• _WHAT THE EXERCISE ASKS_: Give the records again exactly as written. Leave out the pictures.

• _Website and app data records_:

▽

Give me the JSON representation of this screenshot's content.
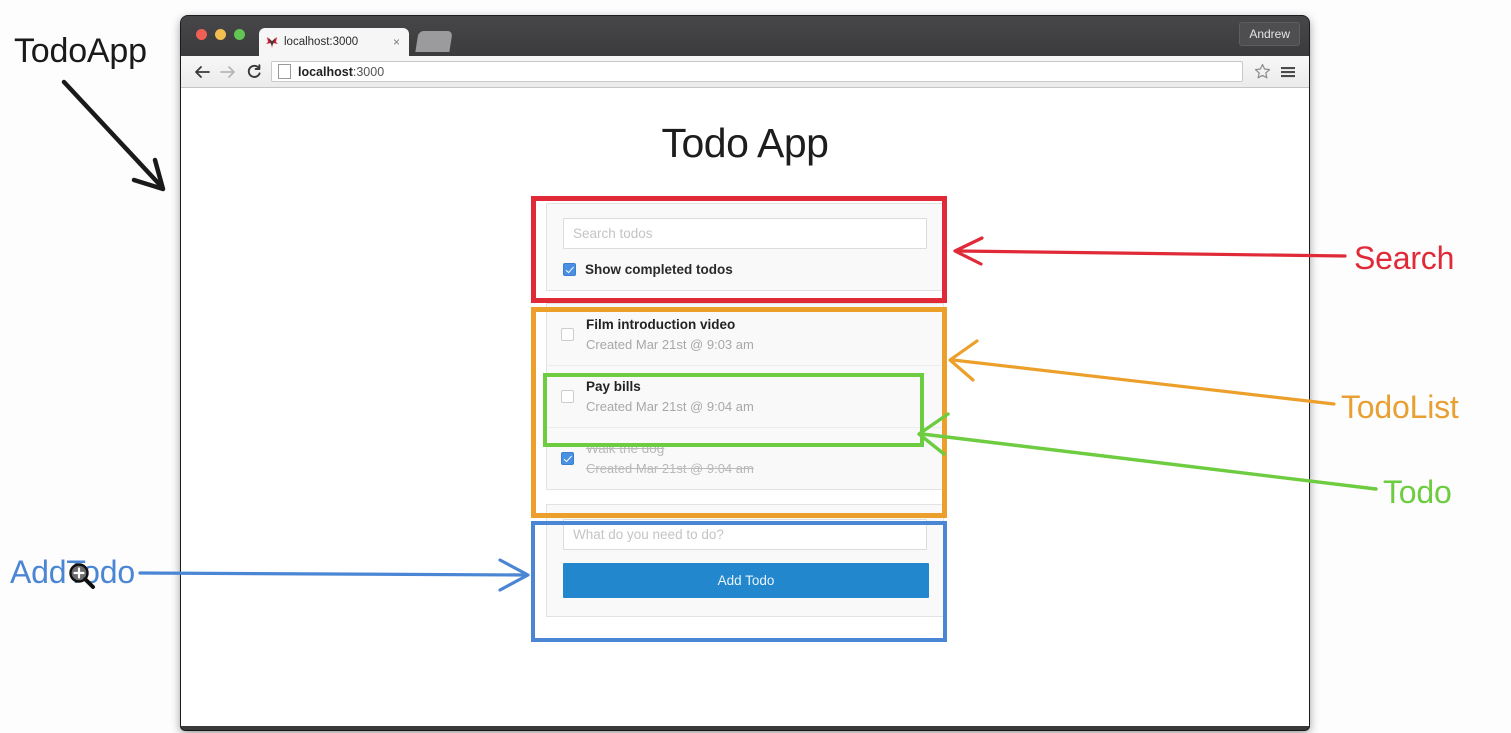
{
  "annotations": {
    "todoapp": "TodoApp",
    "addtodo": "AddTodo",
    "search": "Search",
    "todolist": "TodoList",
    "todo": "Todo",
    "colors": {
      "todoapp": "#1a1a1a",
      "search": "#e02a37",
      "todolist": "#eca02b",
      "todo": "#6dcc3f",
      "addtodo": "#4a86d4"
    }
  },
  "browser": {
    "tab": {
      "title": "localhost:3000",
      "close_label": "×"
    },
    "profile_label": "Andrew",
    "url": {
      "host": "localhost",
      "port": ":3000"
    }
  },
  "app": {
    "title": "Todo App",
    "search": {
      "placeholder": "Search todos",
      "value": "",
      "show_completed_label": "Show completed todos",
      "show_completed_checked": true
    },
    "todos": [
      {
        "title": "Film introduction video",
        "date": "Created Mar 21st @ 9:03 am",
        "completed": false
      },
      {
        "title": "Pay bills",
        "date": "Created Mar 21st @ 9:04 am",
        "completed": false
      },
      {
        "title": "Walk the dog",
        "date": "Created Mar 21st @ 9:04 am",
        "completed": true
      }
    ],
    "add_todo": {
      "placeholder": "What do you need to do?",
      "value": "",
      "button_label": "Add Todo"
    }
  }
}
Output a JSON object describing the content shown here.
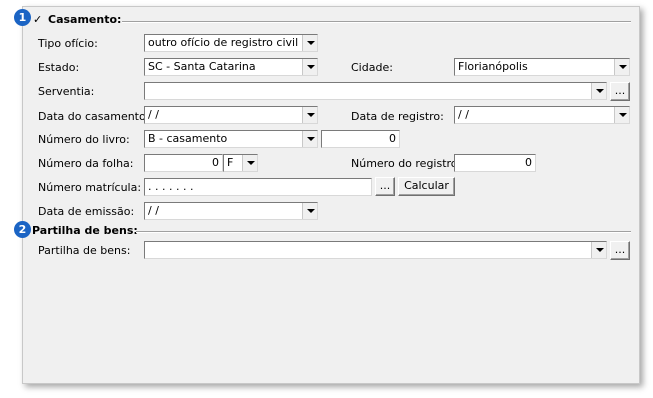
{
  "casamento": {
    "badge": "1",
    "title": "Casamento:",
    "checked": true,
    "tipo_oficio": {
      "label": "Tipo ofício:",
      "value": "outro ofício de registro civil"
    },
    "estado": {
      "label": "Estado:",
      "value": "SC - Santa Catarina"
    },
    "cidade": {
      "label": "Cidade:",
      "value": "Florianópolis"
    },
    "serventia": {
      "label": "Serventia:",
      "value": "",
      "browse_label": "..."
    },
    "data_casamento": {
      "label": "Data do casamento:",
      "value": " /  /"
    },
    "data_registro": {
      "label": "Data de registro:",
      "value": " /  /"
    },
    "numero_livro": {
      "label": "Número do livro:",
      "value": "B - casamento",
      "number": "0"
    },
    "numero_folha": {
      "label": "Número da folha:",
      "value": "0",
      "side": "F"
    },
    "numero_registro": {
      "label": "Número do registro:",
      "value": "0"
    },
    "numero_matricula": {
      "label": "Número matrícula:",
      "value": "    .    .    .    .    .    .    .",
      "browse_label": "...",
      "calc_label": "Calcular"
    },
    "data_emissao": {
      "label": "Data de emissão:",
      "value": " /  /"
    }
  },
  "partilha": {
    "badge": "2",
    "title": "Partilha de bens:",
    "field": {
      "label": "Partilha de bens:",
      "value": "",
      "browse_label": "..."
    }
  },
  "colors": {
    "badge": "#1b64c4",
    "panel": "#f0f0f0"
  }
}
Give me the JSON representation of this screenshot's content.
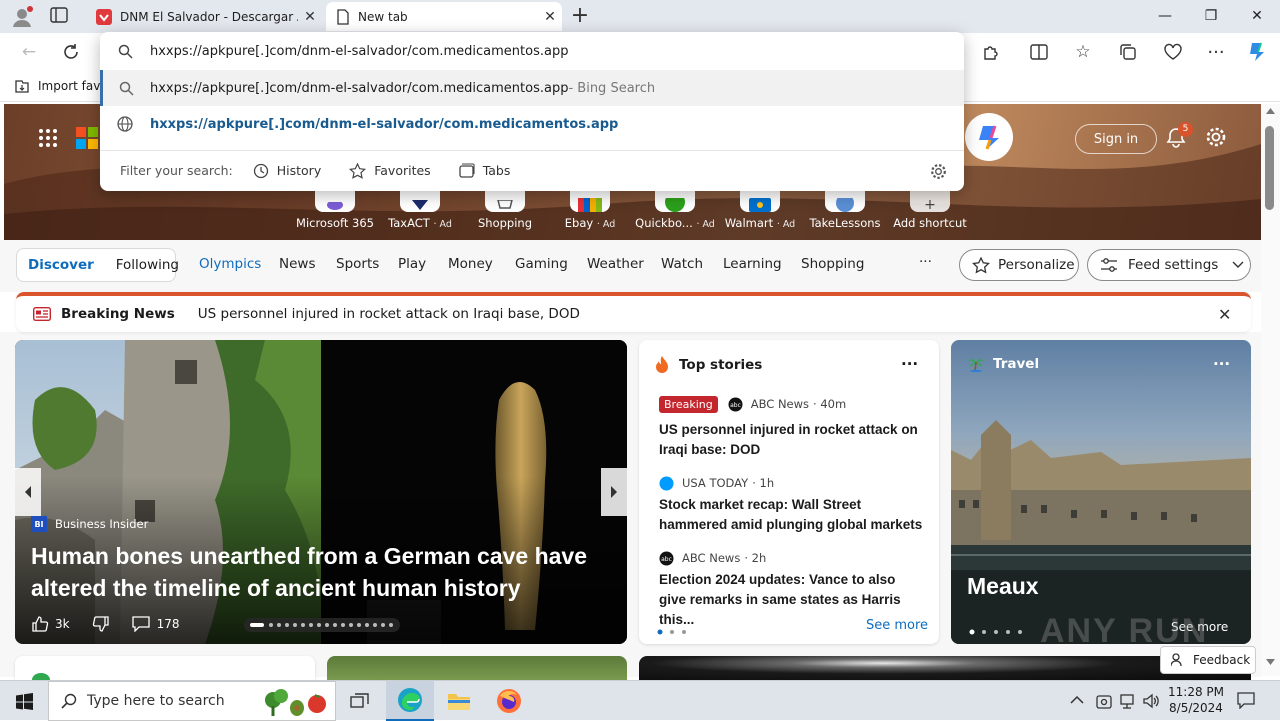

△

• _OUTPUT OF THE EXERCISE_:
Give me the JSON representation of this screenshot's content.
{
  "annotations": {
    "todoapp": "TodoApp",
    "addtodo": "AddTodo",
    "search": "Search",
    "todolist": "TodoList",
    "todo": "Todo",
    "colors": {
      "todoapp": "#1a1a1a",
      "search": "#e02a37",
      "todolist": "#eca02b",
      "todo": "#6dcc3f",
      "addtodo": "#4a86d4"
    }
  },
  "browser": {
    "tab": {
      "title": "localhost:3000",
      "close_label": "×"
    },
    "profile_label": "Andrew",
    "url": {
      "host": "localhost",
      "port": ":3000"
    }
  },
  "app": {
    "title": "Todo App",
    "search": {
      "placeholder": "Search todos",
      "value": "",
      "show_completed_label": "Show completed todos",
      "show_completed_checked": true
    },
    "todos": [
      {
        "title": "Film introduction video",
        "date": "Created Mar 21st @ 9:03 am",
        "completed": false
      },
      {
        "title": "Pay bills",
        "date": "Created Mar 21st @ 9:04 am",
        "completed": false
      },
      {
        "title": "Walk the dog",
        "date": "Created Mar 21st @ 9:04 am",
        "completed": true
      }
    ],
    "add_todo": {
      "placeholder": "What do you need to do?",
      "value": "",
      "button_label": "Add Todo"
    }
  }
}
Output a JSON object describing the content shown here.
{
  "casamento": {
    "badge": "1",
    "title": "Casamento:",
    "checked": true,
    "tipo_oficio": {
      "label": "Tipo ofício:",
      "value": "outro ofício de registro civil"
    },
    "estado": {
      "label": "Estado:",
      "value": "SC - Santa Catarina"
    },
    "cidade": {
      "label": "Cidade:",
      "value": "Florianópolis"
    },
    "serventia": {
      "label": "Serventia:",
      "value": "",
      "browse_label": "..."
    },
    "data_casamento": {
      "label": "Data do casamento:",
      "value": " /  /"
    },
    "data_registro": {
      "label": "Data de registro:",
      "value": " /  /"
    },
    "numero_livro": {
      "label": "Número do livro:",
      "value": "B - casamento",
      "number": "0"
    },
    "numero_folha": {
      "label": "Número da folha:",
      "value": "0",
      "side": "F"
    },
    "numero_registro": {
      "label": "Número do registro:",
      "value": "0"
    },
    "numero_matricula": {
      "label": "Número matrícula:",
      "value": "    .    .    .    .    .    .    .",
      "browse_label": "...",
      "calc_label": "Calcular"
    },
    "data_emissao": {
      "label": "Data de emissão:",
      "value": " /  /"
    }
  },
  "partilha": {
    "badge": "2",
    "title": "Partilha de bens:",
    "field": {
      "label": "Partilha de bens:",
      "value": "",
      "browse_label": "..."
    }
  },
  "colors": {
    "badge": "#1b64c4",
    "panel": "#f0f0f0"
  }
}
Give me the JSON representation of this screenshot's content.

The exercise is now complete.